children as a possible consequence on the other. Of course, this notion of enhancing reproductive autonomy must be qualified as focused on decision making with regard to (serious) health problems in prospective children (Health Council of the Netherlands 2001). Without this qualification, the question might arise why prenatal testing should not also be offered for sex selection, or even to enable deaf parents to abort a hearing child. Moral acceptability

of embryo-selection and abortion As genetic counseling may lead to else discarding embryos (after IVF/PGD) and to aborting foetuses (after PD), a central issue concerns the moral acceptability of these options. This debate turns on the ‘moral status’ of human embryos and foetuses (De Wert 1999; Knoppers et al. 2009). On one end of the range of possible positions, there is the view that they are to be regarded as persons with a corresponding near absolute right to selleck products protection—a view which is difficult to reconcile with societal acceptance of e.g. intra-uterine devices. On the other end, some argue that embryos and foetuses are just tissues and cells with no moral status whatsoever. In between these more extreme positions, most argue that human embryos and foetuses have a real, but relatively low moral status, which can be overridden by other morally relevant considerations, including the wish to avoid transmitting a (serious) genetic disorder to one’s children (Health Council of the Netherlands 2001; Knoppers et al. 2006).

The PFGE multiplex profile [2-1] was found on VO in isolates from

The PFGE multiplex profile [2-1] was found on VO in isolates from both a
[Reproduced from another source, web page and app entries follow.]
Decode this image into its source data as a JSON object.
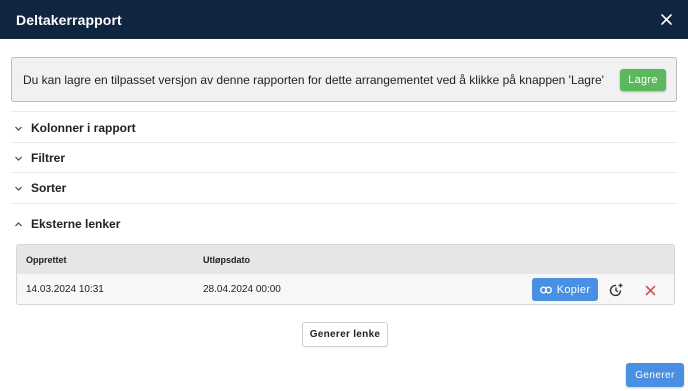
{
  "dialog": {
    "title": "Deltakerrapport"
  },
  "info": {
    "message": "Du kan lagre en tilpasset versjon av denne rapporten for dette arrangementet ved å klikke på knappen 'Lagre'",
    "save_label": "Lagre"
  },
  "sections": [
    {
      "label": "Kolonner i rapport",
      "expanded": false
    },
    {
      "label": "Filtrer",
      "expanded": false
    },
    {
      "label": "Sorter",
      "expanded": false
    },
    {
      "label": "Eksterne lenker",
      "expanded": true
    }
  ],
  "links_table": {
    "columns": [
      "Opprettet",
      "Utløpsdato"
    ],
    "rows": [
      {
        "created": "14.03.2024 10:31",
        "expires": "28.04.2024 00:00",
        "copy_label": "Kopier"
      }
    ]
  },
  "generate_link_label": "Generer lenke",
  "generate_label": "Generer",
  "colors": {
    "header_bg": "#0f2540",
    "save_green": "#5cb85c",
    "primary_blue": "#4a90e2",
    "delete_red": "#d9534f"
  },
  "icons": {
    "close": "close-icon",
    "collapsed": "chevron-down-icon",
    "expanded": "chevron-up-icon",
    "copy": "link-icon",
    "extend": "clock-plus-icon",
    "delete": "x-icon"
  }
}
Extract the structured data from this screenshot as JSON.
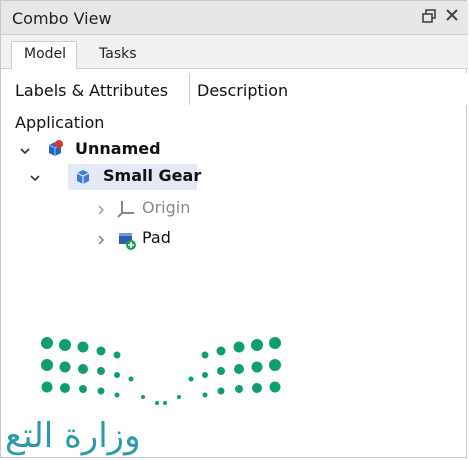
{
  "window": {
    "title": "Combo View"
  },
  "tabs": [
    {
      "label": "Model"
    },
    {
      "label": "Tasks"
    }
  ],
  "columns": {
    "labels": "Labels & Attributes",
    "description": "Description"
  },
  "tree": {
    "root_label": "Application",
    "items": [
      {
        "label": "Unnamed",
        "bold": true,
        "icon": "document-icon"
      },
      {
        "label": "Small Gear",
        "bold": true,
        "icon": "body-icon",
        "selected": true
      },
      {
        "label": "Origin",
        "bold": false,
        "icon": "origin-axes-icon",
        "dimmed": true
      },
      {
        "label": "Pad",
        "bold": false,
        "icon": "pad-feature-icon"
      }
    ]
  },
  "watermark": {
    "text": "وزارة التع"
  },
  "colors": {
    "selection": "#e3eaf6",
    "accent_teal": "#2c9aa8",
    "logo_green": "#0fa06a"
  }
}
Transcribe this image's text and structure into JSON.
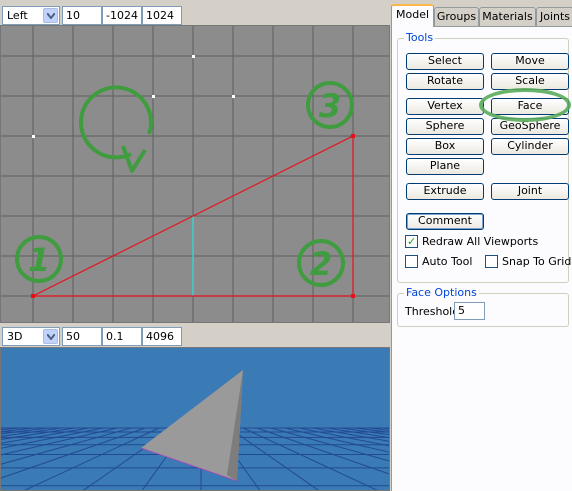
{
  "top_viewport_toolbar": {
    "view": "Left",
    "grid": "10",
    "min": "-1024",
    "max": "1024"
  },
  "bottom_viewport_toolbar": {
    "view": "3D",
    "fov": "50",
    "near": "0.1",
    "far": "4096"
  },
  "annotations": {
    "one": "1",
    "two": "2",
    "three": "3"
  },
  "tabs": [
    "Model",
    "Groups",
    "Materials",
    "Joints"
  ],
  "tools": {
    "title": "Tools",
    "select": "Select",
    "move": "Move",
    "rotate": "Rotate",
    "scale": "Scale",
    "vertex": "Vertex",
    "face": "Face",
    "sphere": "Sphere",
    "geosphere": "GeoSphere",
    "box": "Box",
    "cylinder": "Cylinder",
    "plane": "Plane",
    "extrude": "Extrude",
    "joint": "Joint",
    "comment": "Comment",
    "redraw_all": "Redraw All Viewports",
    "auto_tool": "Auto Tool",
    "snap_to_grid": "Snap To Grid",
    "redraw_checked": true,
    "auto_checked": false,
    "snap_checked": false
  },
  "face_options": {
    "title": "Face Options",
    "threshold_label": "Threshold",
    "threshold_value": "5"
  },
  "colors": {
    "grid_background": "#8c8c8c",
    "grid_lines": "#5e5e5e",
    "triangle_edge": "#e8101a",
    "annotation_green": "#3f9c3f",
    "viewport3d_background": "#3a7ab5"
  }
}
cow and a hare but IS900-RFLP analysis showed the hare isolate to have a different profile to the cow. The two deer on property KRH had a different profile to that of a cow on the same farm. Discussion The results of this study improve our knowledge of the epidemiology of paratuberculosis in Europe regarding the genetic diversity and distribution of Map isolates with respect to geographic location and host species of origin. The study has also permitted a comprehensive comparison of three standardized typing procedures, the results of which will inform future epidemiological studies as to the most appropriate and discriminative methods to employ. This is the first study to compare the discriminatory power this website of IS900-RFLP, PFGE, AFLP and MIRU-VNTR for the molecular characterization of Map isolates. AFLP could not effectively discriminate between Map isolates and therefore is not suitable for epidemiological studies on paratuberculosis. A major problem with the technique was reproducibility. This was probably due in part to the variable Selleck Epoxomicin quality of the mycobacterial DNA, which is highly dependent on growth phase and difficult to extract
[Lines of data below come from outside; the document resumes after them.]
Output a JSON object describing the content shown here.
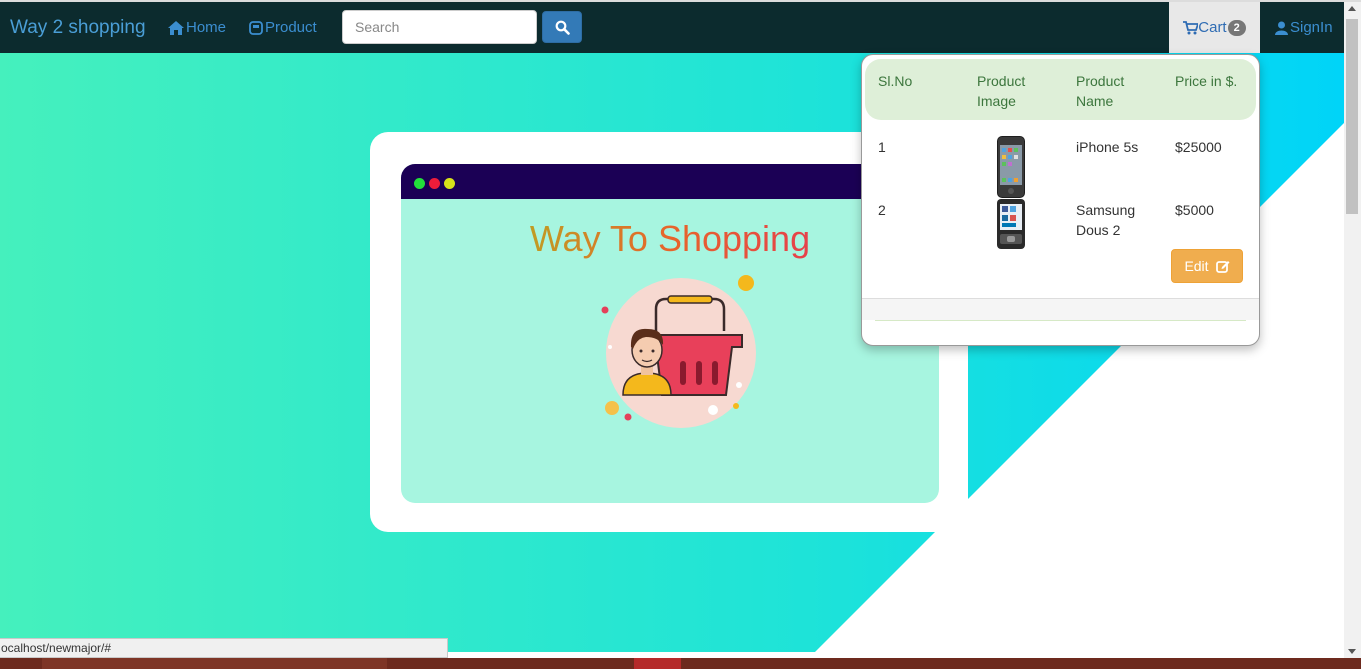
{
  "navbar": {
    "brand": "Way 2 shopping",
    "home_label": "Home",
    "product_label": "Product",
    "search_placeholder": "Search",
    "cart_label": "Cart",
    "cart_count": "2",
    "signin_label": "SignIn"
  },
  "hero": {
    "title": "Way To Shopping"
  },
  "cart": {
    "headers": {
      "slno": "Sl.No",
      "image_line1": "Product",
      "image_line2": "Image",
      "name_line1": "Product",
      "name_line2": "Name",
      "price": "Price in $."
    },
    "rows": [
      {
        "slno": "1",
        "name_line1": "iPhone 5s",
        "name_line2": "",
        "price": "$25000",
        "image_icon": "iphone-image"
      },
      {
        "slno": "2",
        "name_line1": "Samsung",
        "name_line2": "Dous 2",
        "price": "$5000",
        "image_icon": "samsung-phone-image"
      }
    ],
    "edit_label": "Edit"
  },
  "status_bar": {
    "url": "ocalhost/newmajor/#"
  },
  "colors": {
    "navbar_bg": "#0c2b2e",
    "link": "#3b8ed0",
    "hero_gradient_start": "#45f0bd",
    "hero_gradient_end": "#00d4f8",
    "window_bar": "#1b0055",
    "edit_button": "#f0ad4e",
    "table_header": "#deefd8"
  }
}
from Map isolates that are particularly resilient to lysis. Reproducibility could also have been affected by small variations in the experimental procedure such as shifts in electrophoretic selleck compound mobility during capillary electrophoresis. Despite several attempts using alternative analytical procedures, no decrease in this variation could be obtained. The most widely used measure of diversity is Simpson’s Index of Diversity (SID), which we have employed here to estimate the discriminatory power Tryptophan synthase of the various molecular typing techniques utilised in this study. When all Map isolates were considered irrespective of host or geographic origin, the SID was not significantly different between each of the individual typing techniques (IS900-RFLP, multiplex PFGE and MIRU-VNTR) and was low at a value between 0.636 and

0.664 in accordance with previous reports [23, 24]. The SID value is strongly influenced by the distribution of types rather than the number of types detected. This is clearly demonstrated by comparing the two methods with the largest difference in the number of patterns detected i.e. IS900-RFLP, which identified 15 profiles and multiplex PFGE, which detected 26 profiles. Despite the number of profiles detected, both methods have almost the same SID point estimate and 95% confidence interval. The SID for IS900-RFLP could have been improved further had it been possible to obtain PstI profiles for the isolates. The discriminatory power of the individual techniques is too low for epidemiological surveys since a SID of around 0.9 is generally considered the minimum.